_TASK DIRECTIONS:_
For every line that contains the string "kullan", pull that line out of the material below.
------
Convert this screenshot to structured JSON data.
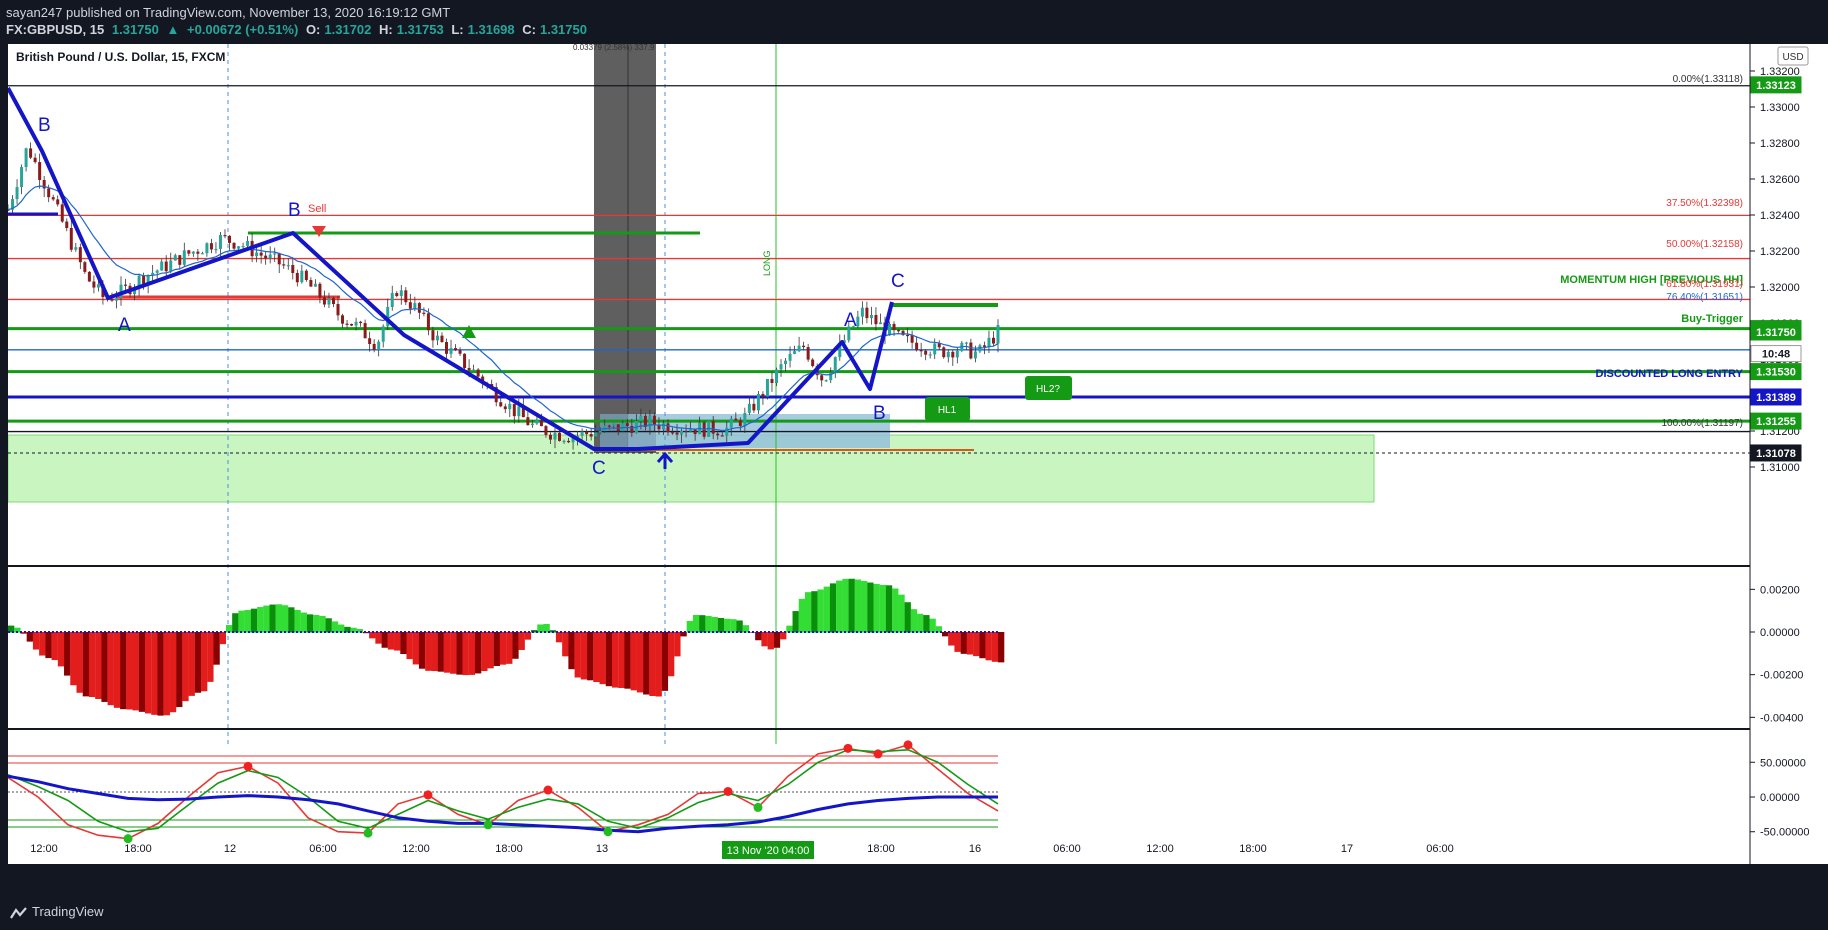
{
  "header": {
    "published_by": "sayan247 published on TradingView.com, November 13, 2020 16:19:12 GMT",
    "symbol": "FX:GBPUSD, 15",
    "last": "1.31750",
    "change": "+0.00672 (+0.51%)",
    "open_label": "O:",
    "open": "1.31702",
    "high_label": "H:",
    "high": "1.31753",
    "low_label": "L:",
    "low": "1.31698",
    "close_label": "C:",
    "close": "1.31750"
  },
  "chart_title": "British Pound / U.S. Dollar, 15, FXCM",
  "currency_button": "USD",
  "measure_label": "0.03379 (2.58%) 337.9",
  "sell_label": "Sell",
  "long_label": "LONG",
  "footer_logo": "TradingView",
  "colors": {
    "background": "#131722",
    "chart_bg": "#ffffff",
    "wave": "#1515c8",
    "green_line": "#159a15",
    "red_line": "#e53935",
    "blue_line": "#1e66d0",
    "zone": "#c8f5c0"
  },
  "annotations": {
    "wave_labels": [
      "B",
      "A",
      "B",
      "C",
      "A",
      "C",
      "B"
    ],
    "hl1": "HL1",
    "hl2": "HL2?",
    "momentum_high": "MOMENTUM HIGH [PREVIOUS HH]",
    "buy_trigger": "Buy-Trigger",
    "discounted_long": "DISCOUNTED LONG ENTRY",
    "fib": [
      "0.00%(1.33118)",
      "37.50%(1.32398)",
      "50.00%(1.32158)",
      "61.80%(1.31931)",
      "76.40%(1.31651)",
      "100.00%(1.31197)"
    ],
    "highlighted_time": "13 Nov '20   04:00"
  },
  "chart_data": [
    {
      "type": "candlestick",
      "title": "British Pound / U.S. Dollar, 15, FXCM",
      "ylim": [
        1.309,
        1.3335
      ],
      "y_ticks": [
        "1.31000",
        "1.31200",
        "1.31400",
        "1.31600",
        "1.31800",
        "1.32000",
        "1.32200",
        "1.32400",
        "1.32600",
        "1.32800",
        "1.33000",
        "1.33200"
      ],
      "price_tags": [
        {
          "value": "1.33123",
          "color": "#159a15"
        },
        {
          "value": "1.31769",
          "color": "#159a15"
        },
        {
          "value": "1.31750",
          "color": "#159a15"
        },
        {
          "value": "10:48",
          "color": "#ffffff"
        },
        {
          "value": "1.31530",
          "color": "#159a15"
        },
        {
          "value": "1.31389",
          "color": "#1515c8"
        },
        {
          "value": "1.31255",
          "color": "#159a15"
        },
        {
          "value": "1.31078",
          "color": "#131722"
        }
      ],
      "horizontal_levels": [
        {
          "value": 1.33118,
          "color": "#131722"
        },
        {
          "value": 1.32398,
          "color": "#e53935"
        },
        {
          "value": 1.32158,
          "color": "#e53935"
        },
        {
          "value": 1.31931,
          "color": "#e53935"
        },
        {
          "value": 1.31769,
          "color": "#159a15"
        },
        {
          "value": 1.31651,
          "color": "#1e66d0"
        },
        {
          "value": 1.3153,
          "color": "#159a15"
        },
        {
          "value": 1.31389,
          "color": "#1515c8"
        },
        {
          "value": 1.31255,
          "color": "#159a15"
        },
        {
          "value": 1.31197,
          "color": "#131722"
        }
      ],
      "x_ticks": [
        "12:00",
        "18:00",
        "12",
        "06:00",
        "12:00",
        "18:00",
        "13",
        "12:00",
        "18:00",
        "16",
        "06:00",
        "12:00",
        "18:00",
        "17",
        "06:00"
      ],
      "close_path": [
        1.3243,
        1.3278,
        1.3255,
        1.3231,
        1.3206,
        1.3193,
        1.3198,
        1.3206,
        1.3211,
        1.3217,
        1.3222,
        1.3227,
        1.3224,
        1.3218,
        1.3213,
        1.3206,
        1.3196,
        1.3185,
        1.3178,
        1.3168,
        1.3199,
        1.3188,
        1.3172,
        1.3162,
        1.3153,
        1.3142,
        1.3132,
        1.3123,
        1.3119,
        1.3117,
        1.3119,
        1.3121,
        1.3123,
        1.3125,
        1.3123,
        1.3122,
        1.3121,
        1.3121,
        1.3128,
        1.3143,
        1.3158,
        1.3167,
        1.3148,
        1.3169,
        1.3186,
        1.3178,
        1.3171,
        1.3168,
        1.3164,
        1.3166,
        1.3163,
        1.3175
      ]
    },
    {
      "type": "histogram",
      "title": "",
      "ylim": [
        -0.0045,
        0.003
      ],
      "y_ticks": [
        "0.00200",
        "0.00000",
        "-0.00200",
        "-0.00400"
      ],
      "values": [
        0.0003,
        -0.0012,
        -0.003,
        -0.0036,
        -0.0039,
        -0.0028,
        0.001,
        0.0013,
        0.0008,
        0.0002,
        -0.0008,
        -0.0018,
        -0.002,
        -0.0015,
        0.0004,
        -0.0022,
        -0.0026,
        -0.003,
        0.0008,
        0.0006,
        -0.0008,
        0.0019,
        0.0025,
        0.0022,
        0.0008,
        -0.001,
        -0.0014
      ]
    },
    {
      "type": "line",
      "title": "",
      "ylim": [
        -95,
        95
      ],
      "y_ticks": [
        "50.00000",
        "0.00000",
        "-50.00000"
      ],
      "series": [
        {
          "values": [
            28,
            0,
            -40,
            -55,
            -60,
            -38,
            0,
            35,
            44,
            20,
            -30,
            -50,
            -52,
            -10,
            3,
            -25,
            -40,
            -5,
            10,
            -15,
            -50,
            -40,
            -25,
            5,
            8,
            -15,
            30,
            62,
            70,
            62,
            75,
            40,
            5,
            -20
          ]
        },
        {
          "values": [
            32,
            15,
            -5,
            -35,
            -50,
            -45,
            -12,
            20,
            38,
            28,
            0,
            -35,
            -45,
            -25,
            -5,
            -20,
            -32,
            -15,
            -3,
            -10,
            -35,
            -45,
            -30,
            -8,
            5,
            -5,
            18,
            50,
            68,
            65,
            68,
            50,
            18,
            -10
          ]
        },
        {
          "values": [
            30,
            22,
            12,
            5,
            -2,
            -4,
            -3,
            0,
            2,
            0,
            -4,
            -10,
            -20,
            -30,
            -35,
            -38,
            -38,
            -40,
            -42,
            -44,
            -48,
            -50,
            -45,
            -42,
            -40,
            -36,
            -28,
            -18,
            -10,
            -5,
            -2,
            0,
            0,
            0
          ]
        }
      ]
    }
  ]
}
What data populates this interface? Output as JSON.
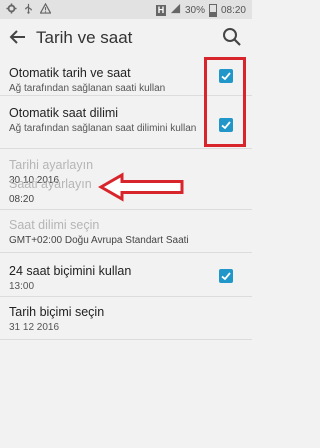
{
  "status_bar": {
    "left_icons": [
      "settings-gear-icon",
      "usb-icon",
      "warning-icon"
    ],
    "right_icons": [
      "h-network-icon",
      "signal-bars-icon",
      "battery-icon"
    ],
    "battery_percent": "30%",
    "time": "08:20",
    "h_label": "H"
  },
  "header": {
    "title": "Tarih ve saat",
    "back_icon": "arrow-left-icon",
    "search_icon": "search-icon"
  },
  "settings": [
    {
      "title": "Otomatik tarih ve saat",
      "subtitle": "Ağ tarafından sağlanan saati kullan",
      "checkbox": true,
      "checked": true,
      "enabled": true
    },
    {
      "title": "Otomatik saat dilimi",
      "subtitle": "Ağ tarafından sağlanan saat dilimini kullan",
      "checkbox": true,
      "checked": true,
      "enabled": true
    },
    {
      "title": "Tarihi ayarlayın",
      "subtitle": "30 10 2016",
      "enabled": false
    },
    {
      "title": "Saati ayarlayın",
      "subtitle": "08:20",
      "enabled": false
    },
    {
      "title": "Saat dilimi seçin",
      "subtitle": "GMT+02:00 Doğu Avrupa Standart Saati",
      "enabled": false
    },
    {
      "title": "24 saat biçimini kullan",
      "subtitle": "13:00",
      "checkbox": true,
      "checked": true,
      "enabled": true
    },
    {
      "title": "Tarih biçimi seçin",
      "subtitle": "31 12 2016",
      "enabled": true
    }
  ],
  "annotations": {
    "highlight_color": "#d8252b",
    "accent_color": "#2196c9"
  }
}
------
_SOLVED EXERCISE:_
      "subtitle": "Ağ tarafından sağlanan saati kullan",
      "subtitle": "Ağ tarafından sağlanan saat dilimini kullan",
      "title": "24 saat biçimini kullan",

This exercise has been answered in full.